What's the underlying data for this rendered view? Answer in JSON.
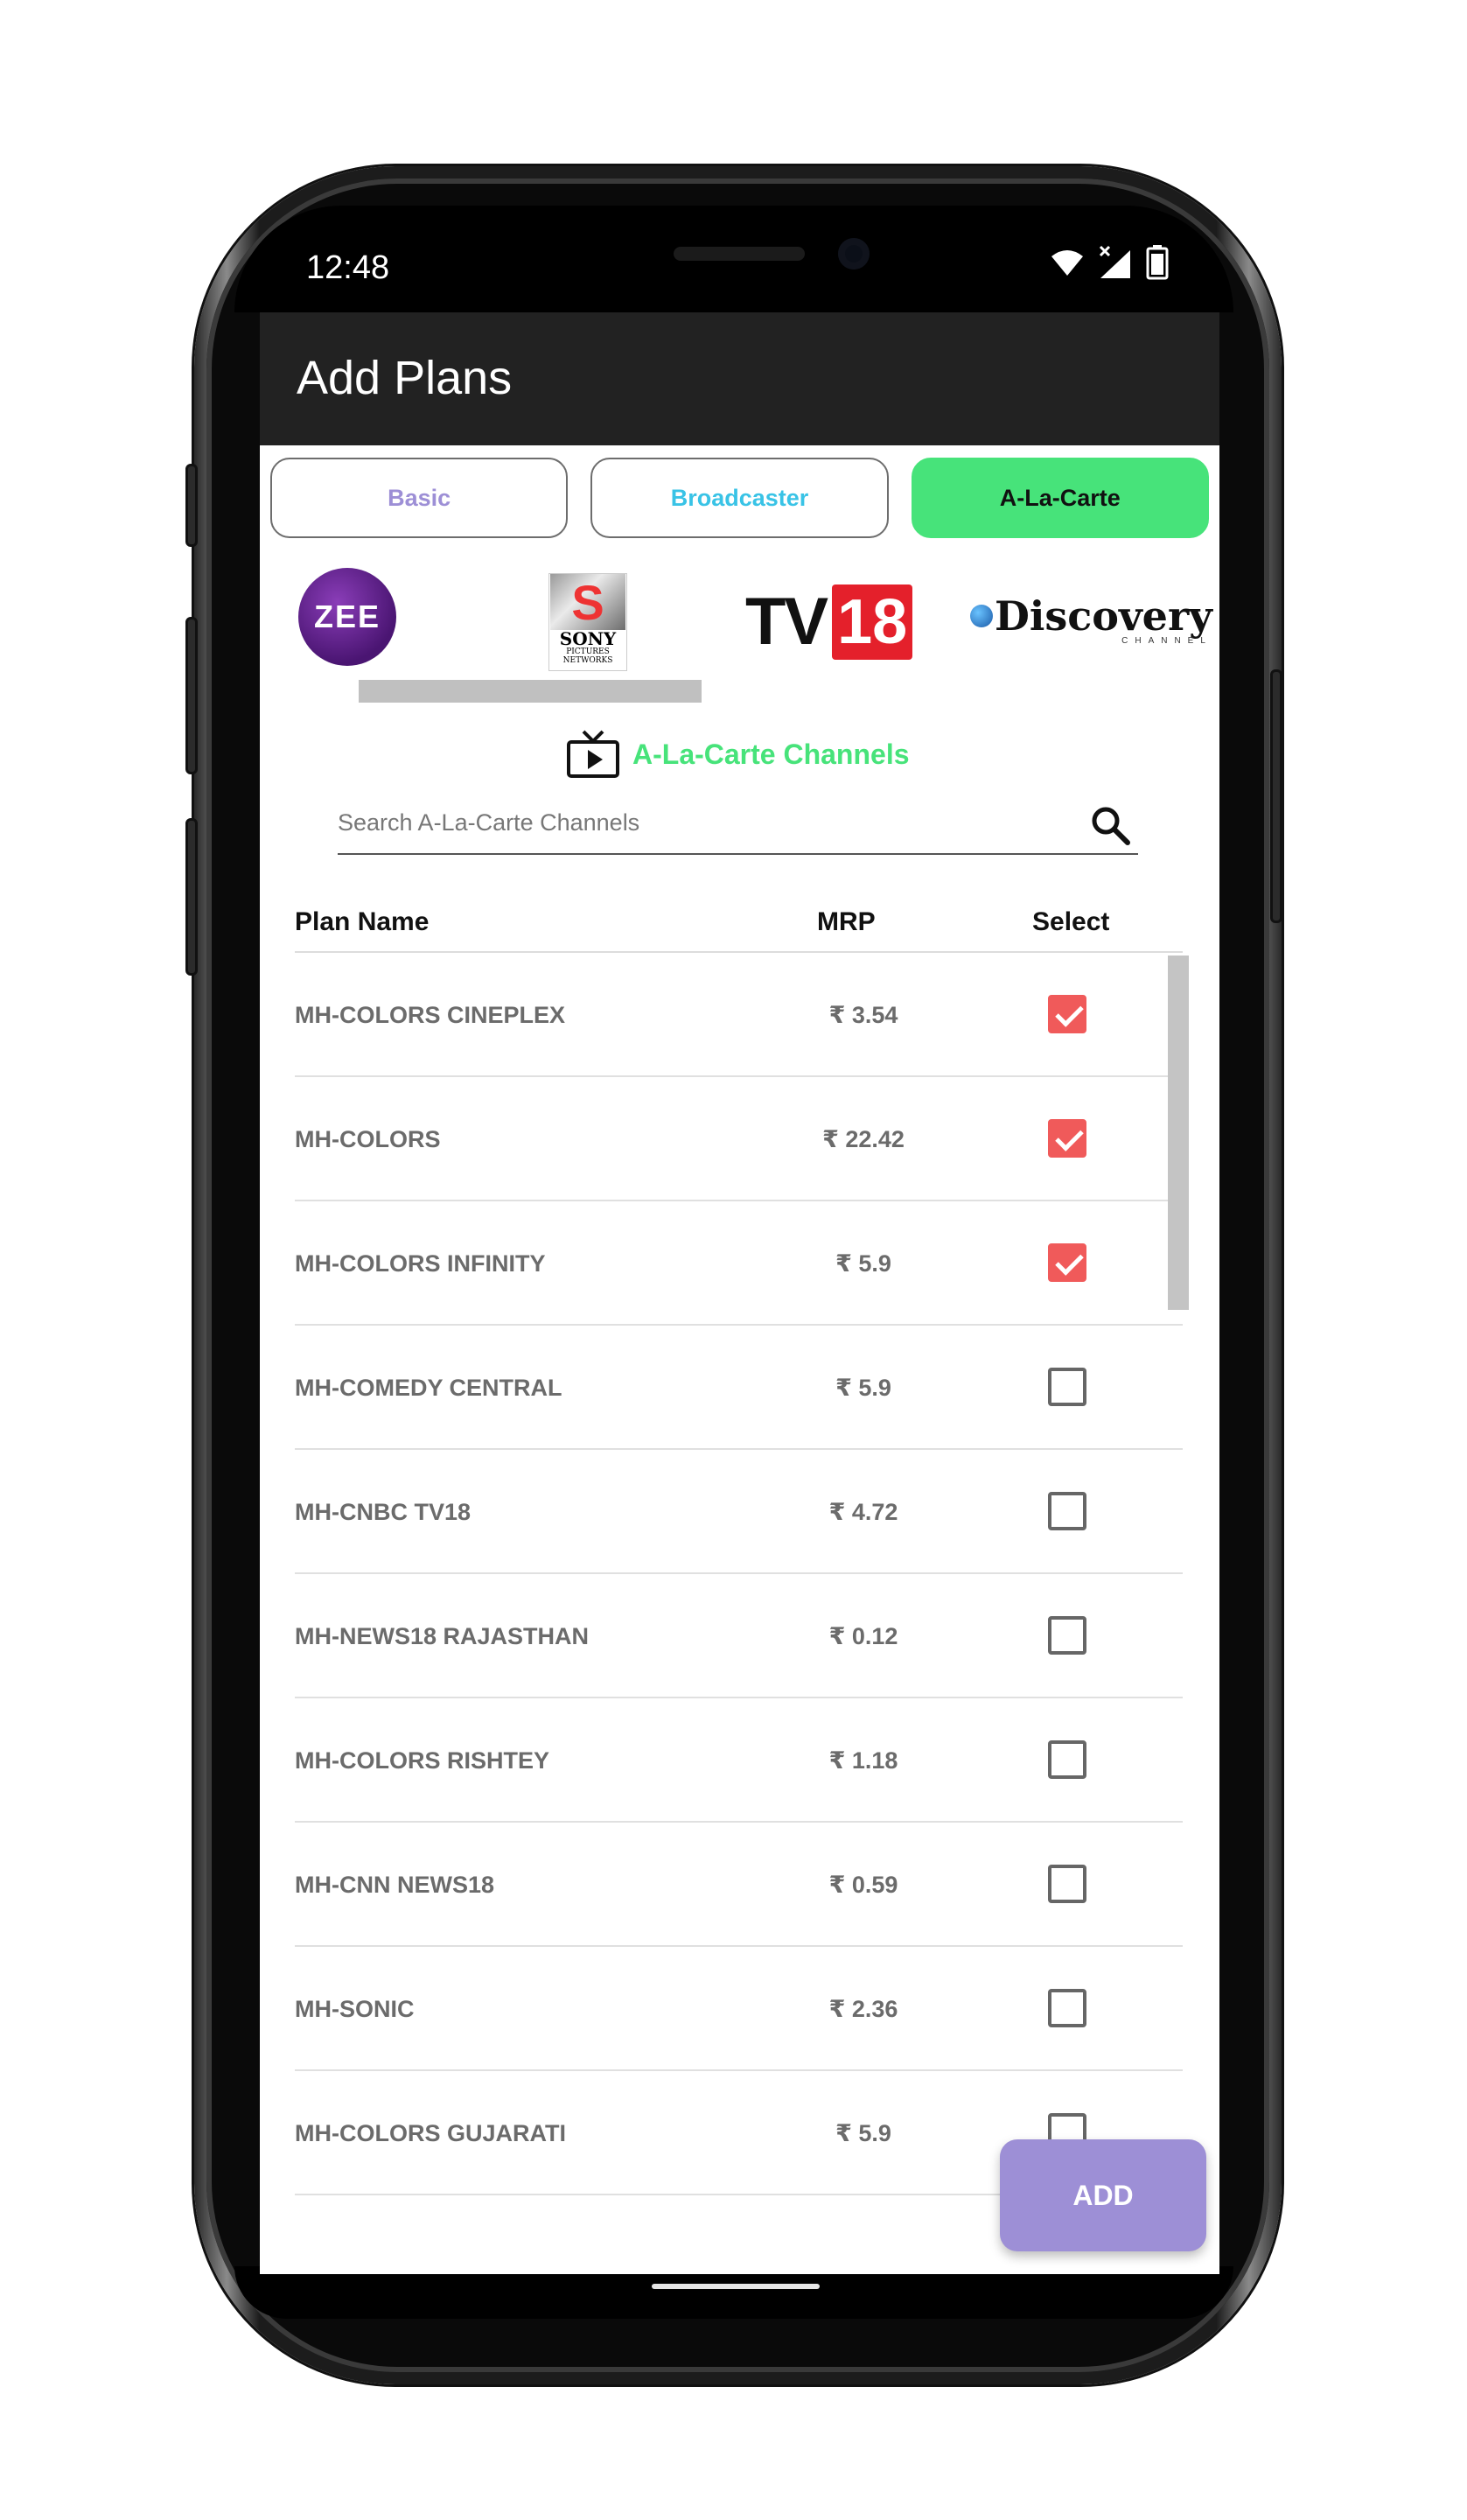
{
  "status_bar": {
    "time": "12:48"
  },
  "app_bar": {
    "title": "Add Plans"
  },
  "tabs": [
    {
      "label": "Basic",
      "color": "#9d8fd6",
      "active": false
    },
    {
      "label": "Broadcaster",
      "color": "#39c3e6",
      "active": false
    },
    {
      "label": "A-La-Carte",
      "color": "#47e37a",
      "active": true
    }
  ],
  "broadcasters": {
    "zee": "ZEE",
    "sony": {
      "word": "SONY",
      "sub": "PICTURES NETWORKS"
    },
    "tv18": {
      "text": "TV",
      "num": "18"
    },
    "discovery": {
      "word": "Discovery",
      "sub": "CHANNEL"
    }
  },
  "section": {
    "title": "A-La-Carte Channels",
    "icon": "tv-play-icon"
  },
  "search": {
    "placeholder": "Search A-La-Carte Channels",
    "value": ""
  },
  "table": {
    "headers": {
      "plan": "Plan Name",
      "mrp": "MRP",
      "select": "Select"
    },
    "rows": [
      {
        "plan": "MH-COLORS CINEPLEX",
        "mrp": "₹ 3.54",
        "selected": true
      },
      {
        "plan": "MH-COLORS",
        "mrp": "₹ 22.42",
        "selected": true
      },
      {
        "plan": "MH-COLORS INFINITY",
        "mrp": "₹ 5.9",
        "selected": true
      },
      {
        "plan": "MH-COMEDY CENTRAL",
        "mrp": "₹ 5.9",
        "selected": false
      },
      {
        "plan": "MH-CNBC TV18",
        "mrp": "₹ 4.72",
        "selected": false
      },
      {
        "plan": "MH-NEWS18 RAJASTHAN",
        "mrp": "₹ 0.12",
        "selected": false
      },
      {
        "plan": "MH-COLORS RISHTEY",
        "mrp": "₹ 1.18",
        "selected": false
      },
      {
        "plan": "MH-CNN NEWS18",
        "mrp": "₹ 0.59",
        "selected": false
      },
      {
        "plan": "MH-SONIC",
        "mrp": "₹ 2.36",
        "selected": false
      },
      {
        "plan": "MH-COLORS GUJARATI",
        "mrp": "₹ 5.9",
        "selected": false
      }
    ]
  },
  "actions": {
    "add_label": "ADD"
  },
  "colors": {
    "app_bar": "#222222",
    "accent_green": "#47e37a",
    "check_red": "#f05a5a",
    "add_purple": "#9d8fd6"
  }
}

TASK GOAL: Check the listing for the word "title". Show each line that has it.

WRITTEN SOLUTION:
    "title": "Add Plans"
    "title": "A-La-Carte Channels",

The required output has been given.